Available data section start

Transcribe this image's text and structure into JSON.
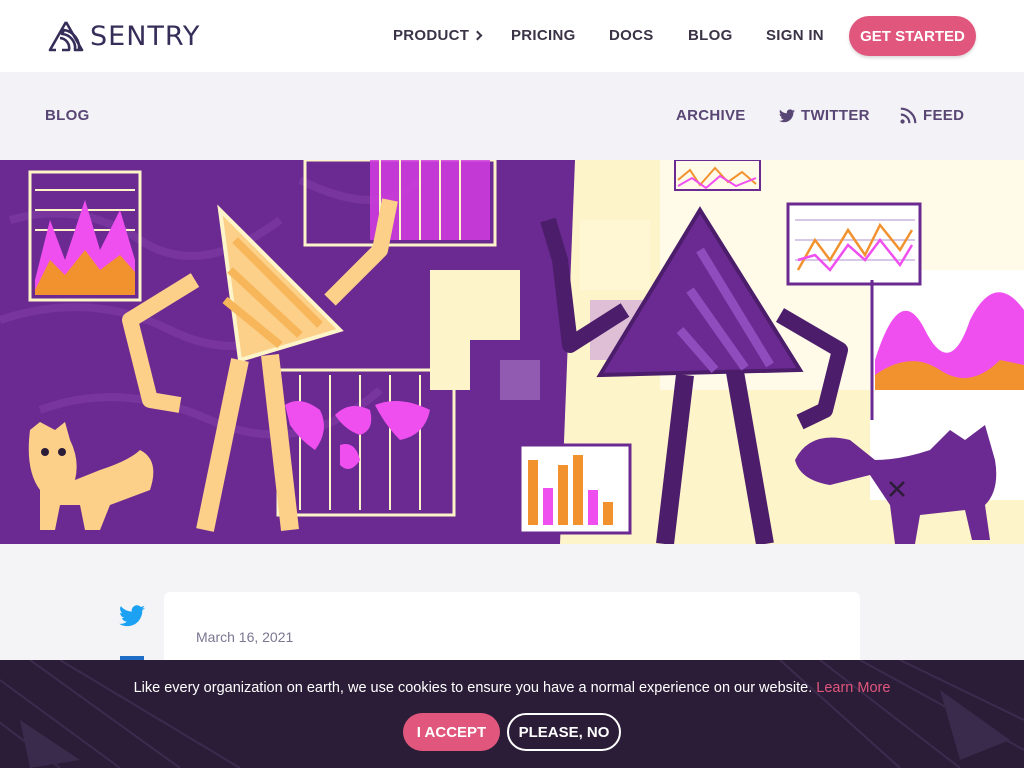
{
  "brand": {
    "name": "SENTRY",
    "accent": "#e1567c",
    "dark": "#362d59"
  },
  "nav": {
    "product": "PRODUCT",
    "pricing": "PRICING",
    "docs": "DOCS",
    "blog": "BLOG",
    "sign_in": "SIGN IN",
    "get_started": "GET STARTED"
  },
  "subnav": {
    "blog": "BLOG",
    "archive": "ARCHIVE",
    "twitter": "TWITTER",
    "feed": "FEED"
  },
  "hero": {
    "icons": [
      "sentry-mascot-light",
      "sentry-mascot-dark",
      "cat-orange",
      "cat-purple",
      "area-chart",
      "line-chart",
      "bar-chart",
      "world-map"
    ],
    "colors": {
      "purple": "#6b2a91",
      "cream": "#fdf5c9",
      "orange": "#f2922f",
      "pink": "#f04ff0"
    }
  },
  "post": {
    "date": "March 16, 2021"
  },
  "share": {
    "icons": [
      "twitter-icon",
      "linkedin-icon"
    ]
  },
  "cookie_banner": {
    "message": "Like every organization on earth, we use cookies to ensure you have a normal experience on our website.",
    "link_text": "Learn More",
    "accept": "I ACCEPT",
    "decline": "PLEASE, NO"
  }
}
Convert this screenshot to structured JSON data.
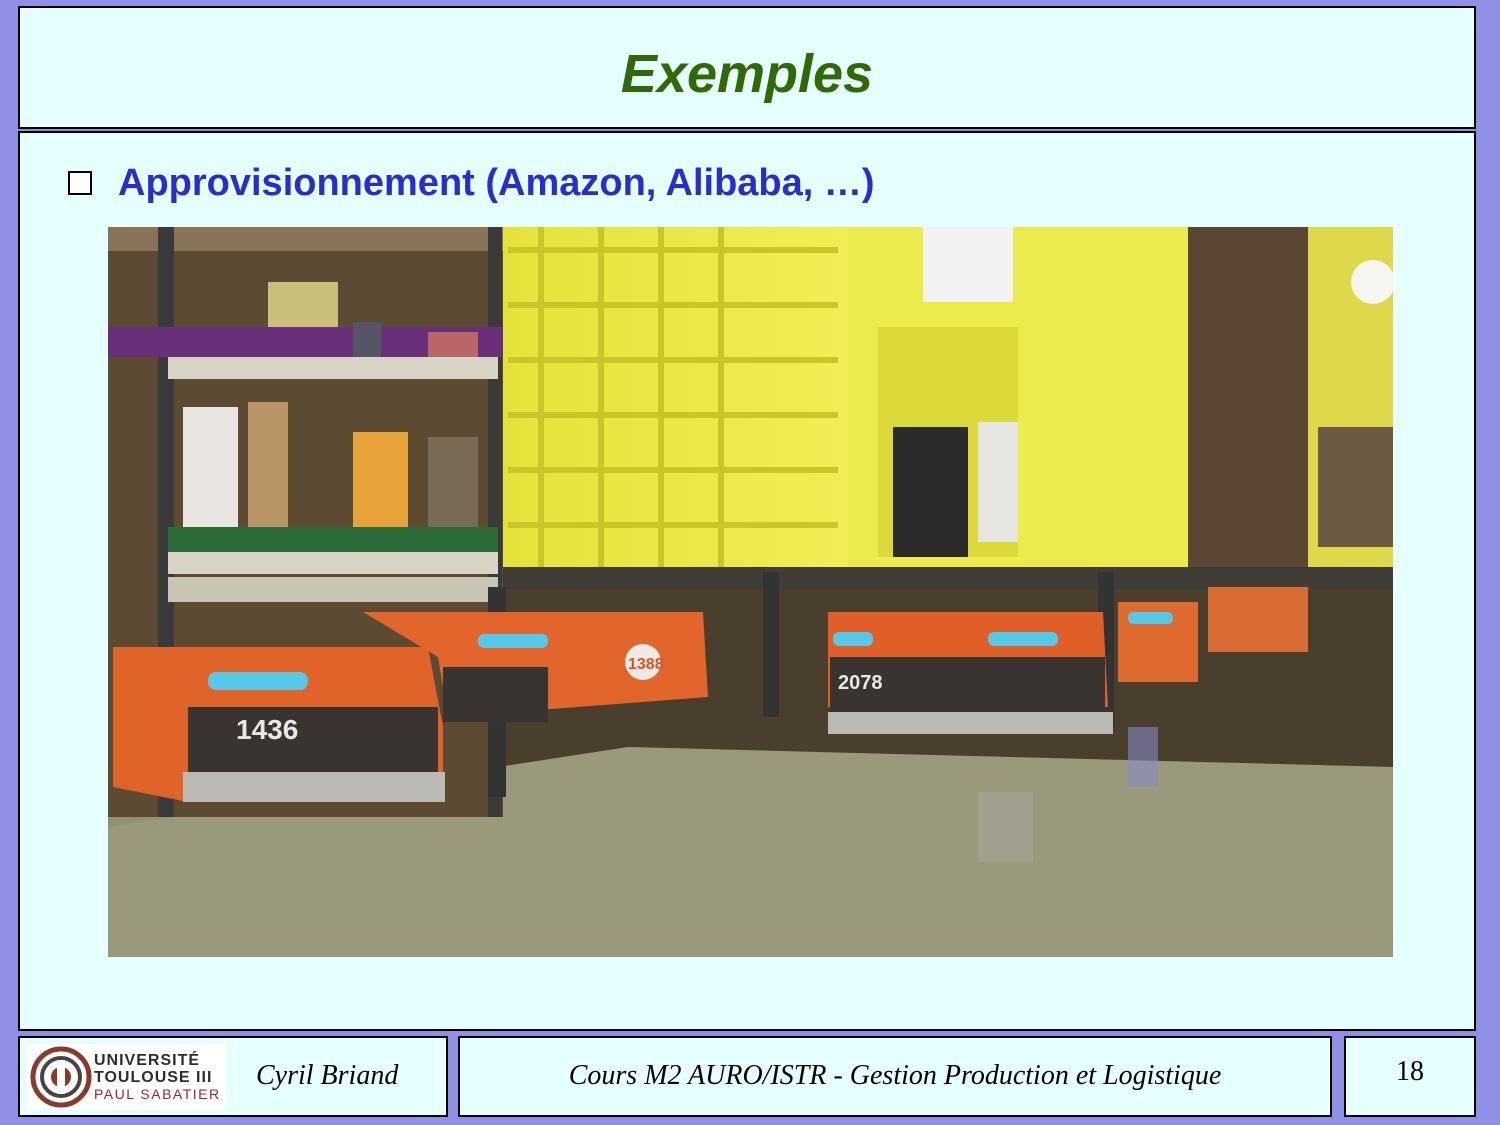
{
  "slide": {
    "title": "Exemples",
    "bullet": "Approvisionnement (Amazon, Alibaba, …)",
    "image": {
      "robot_labels": [
        "1436",
        "1388",
        "2078"
      ]
    }
  },
  "footer": {
    "logo": {
      "line1": "UNIVERSITÉ",
      "line2": "TOULOUSE III",
      "line3": "PAUL SABATIER"
    },
    "author": "Cyril Briand",
    "course": "Cours M2 AURO/ISTR - Gestion Production et Logistique",
    "page_number": "18"
  },
  "colors": {
    "background": "#8f8fe6",
    "panel": "#e6ffff",
    "title": "#2f6a06",
    "bullet_text": "#2b2bd1"
  }
}
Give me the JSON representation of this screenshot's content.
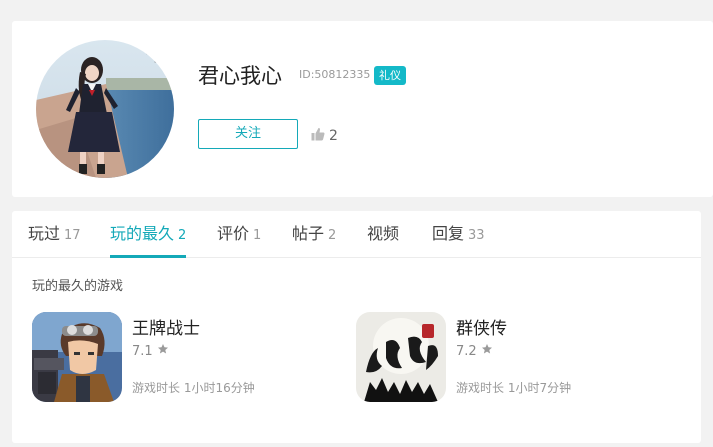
{
  "profile": {
    "name": "君心我心",
    "id_label": "ID:50812335",
    "badge": "礼仪",
    "follow_label": "关注",
    "like_count": "2"
  },
  "tabs": [
    {
      "label": "玩过",
      "count": "17"
    },
    {
      "label": "玩的最久",
      "count": "2"
    },
    {
      "label": "评价",
      "count": "1"
    },
    {
      "label": "帖子",
      "count": "2"
    },
    {
      "label": "视频",
      "count": ""
    },
    {
      "label": "回复",
      "count": "33"
    }
  ],
  "active_tab": "玩的最久",
  "section": {
    "title": "玩的最久的游戏"
  },
  "games": [
    {
      "name": "王牌战士",
      "rating": "7.1",
      "time_label": "游戏时长",
      "time_value": "1小时16分钟",
      "icon": "soldier-game-icon"
    },
    {
      "name": "群侠传",
      "rating": "7.2",
      "time_label": "游戏时长",
      "time_value": "1小时7分钟",
      "icon": "calligraphy-game-icon"
    }
  ],
  "icons": {
    "like": "thumbs-up-icon",
    "star": "star-icon"
  },
  "colors": {
    "accent": "#14a9b8",
    "badge": "#14b9c8",
    "background": "#f2f2f2"
  }
}
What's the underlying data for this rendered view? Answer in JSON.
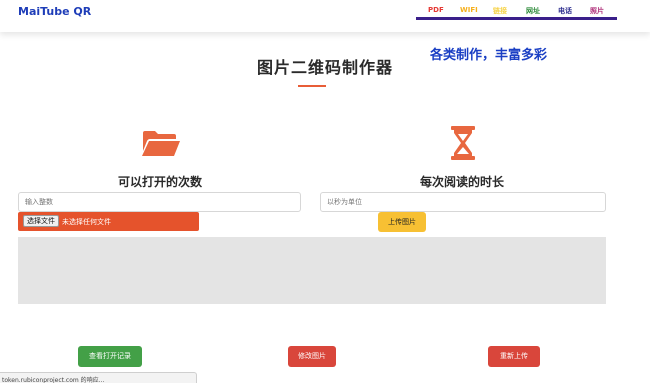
{
  "header": {
    "logo": "MaiTube QR",
    "nav": [
      {
        "label": "PDF",
        "color": "#e53935"
      },
      {
        "label": "WIFI",
        "color": "#f6b01e"
      },
      {
        "label": "链接",
        "color": "#f6d34a"
      },
      {
        "label": "网址",
        "color": "#2e8b3a"
      },
      {
        "label": "电话",
        "color": "#2d2d8f"
      },
      {
        "label": "照片",
        "color": "#b0307a"
      }
    ],
    "nav_underline_color": "#3a1f8a"
  },
  "main": {
    "title": "图片二维码制作器",
    "slogan": "各类制作，丰富多彩",
    "accent_color": "#e85d37",
    "left": {
      "icon": "folder-open-icon",
      "label": "可以打开的次数",
      "input_placeholder": "输入整数"
    },
    "right": {
      "icon": "hourglass-icon",
      "label": "每次阅读的时长",
      "input_placeholder": "以秒为单位"
    },
    "file_input": {
      "button_label": "选择文件",
      "status": "未选择任何文件"
    },
    "upload_button": "上传图片"
  },
  "actions": {
    "view_log": "查看打开记录",
    "edit_image": "修改图片",
    "reupload": "重新上传"
  },
  "status_bar": {
    "text": "token.rubiconproject.com 的响应..."
  }
}
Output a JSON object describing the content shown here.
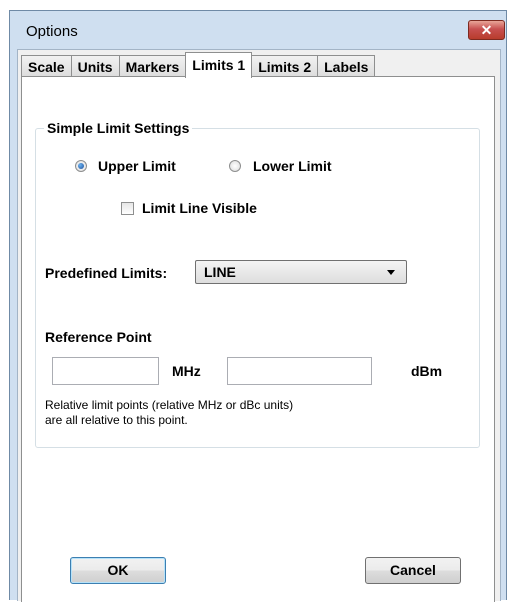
{
  "window": {
    "title": "Options",
    "close_glyph": "✕"
  },
  "tabs": [
    {
      "label": "Scale",
      "active": false
    },
    {
      "label": "Units",
      "active": false
    },
    {
      "label": "Markers",
      "active": false
    },
    {
      "label": "Limits 1",
      "active": true
    },
    {
      "label": "Limits 2",
      "active": false
    },
    {
      "label": "Labels",
      "active": false
    }
  ],
  "simple_limit": {
    "group_title": "Simple Limit Settings",
    "upper_label": "Upper Limit",
    "lower_label": "Lower Limit",
    "selected": "Upper Limit",
    "visible_label": "Limit Line Visible",
    "visible_checked": false
  },
  "predefined": {
    "label": "Predefined Limits:",
    "value": "LINE"
  },
  "reference": {
    "title": "Reference Point",
    "freq_value": "",
    "freq_unit": "MHz",
    "level_value": "",
    "level_unit": "dBm",
    "note_line1": "Relative limit points (relative MHz or dBc units)",
    "note_line2": "are all relative to this point."
  },
  "buttons": {
    "ok": "OK",
    "cancel": "Cancel"
  }
}
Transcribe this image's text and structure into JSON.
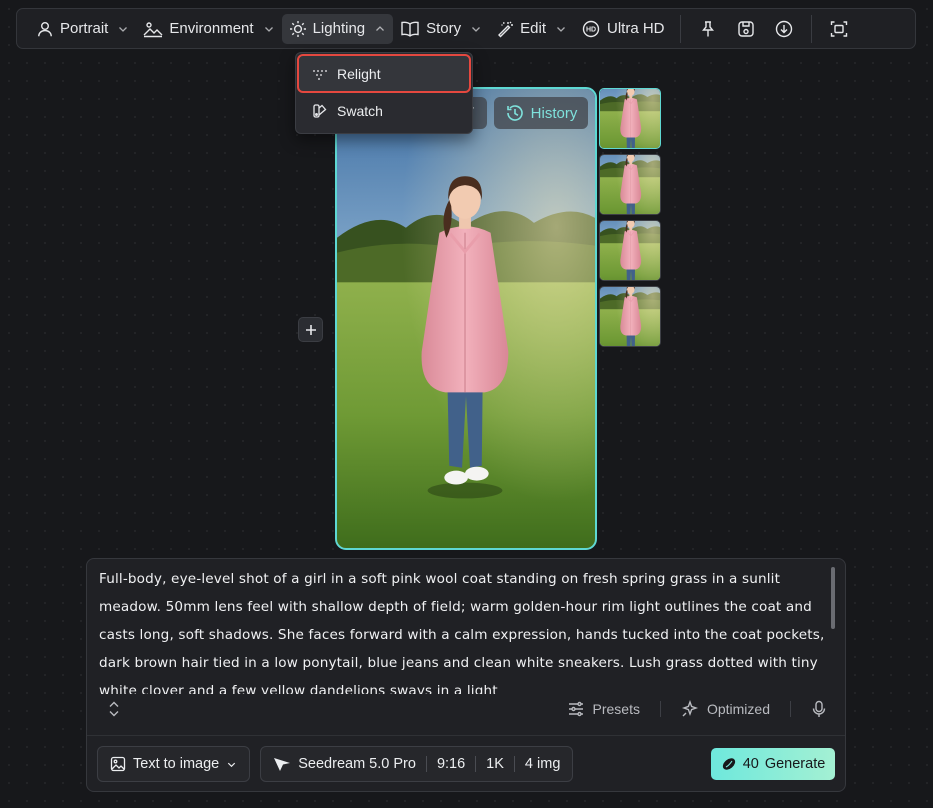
{
  "toolbar": {
    "portrait": "Portrait",
    "environment": "Environment",
    "lighting": "Lighting",
    "story": "Story",
    "edit": "Edit",
    "ultra_hd": "Ultra HD",
    "right_icons": [
      "pin-icon",
      "save-icon",
      "download-icon",
      "fullscreen-icon"
    ]
  },
  "lighting_menu": {
    "items": [
      {
        "label": "Relight",
        "icon": "relight-icon",
        "selected": true
      },
      {
        "label": "Swatch",
        "icon": "swatch-icon",
        "selected": false
      }
    ]
  },
  "canvas": {
    "history_label": "History",
    "thumbnail_count": 4,
    "accent_color": "#5ed8d3"
  },
  "prompt": {
    "text": "Full-body, eye-level shot of a girl in a soft pink wool coat standing on fresh spring grass in a sunlit meadow. 50mm lens feel with shallow depth of field; warm golden-hour rim light outlines the coat and casts long, soft shadows. She faces forward with a calm expression, hands tucked into the coat pockets, dark brown hair tied in a low ponytail, blue jeans and clean white sneakers. Lush grass dotted with tiny white clover and a few yellow dandelions sways in a light",
    "presets_label": "Presets",
    "optimized_label": "Optimized"
  },
  "bottom_bar": {
    "mode": "Text to image",
    "model": "Seedream 5.0 Pro",
    "ratio": "9:16",
    "resolution": "1K",
    "count": "4 img",
    "credits": "40",
    "generate_label": "Generate"
  }
}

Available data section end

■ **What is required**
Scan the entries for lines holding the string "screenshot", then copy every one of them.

■ **Answer**
Convert this screenshot to structured JSON data.
Give me the JSON representation of this screenshot's content.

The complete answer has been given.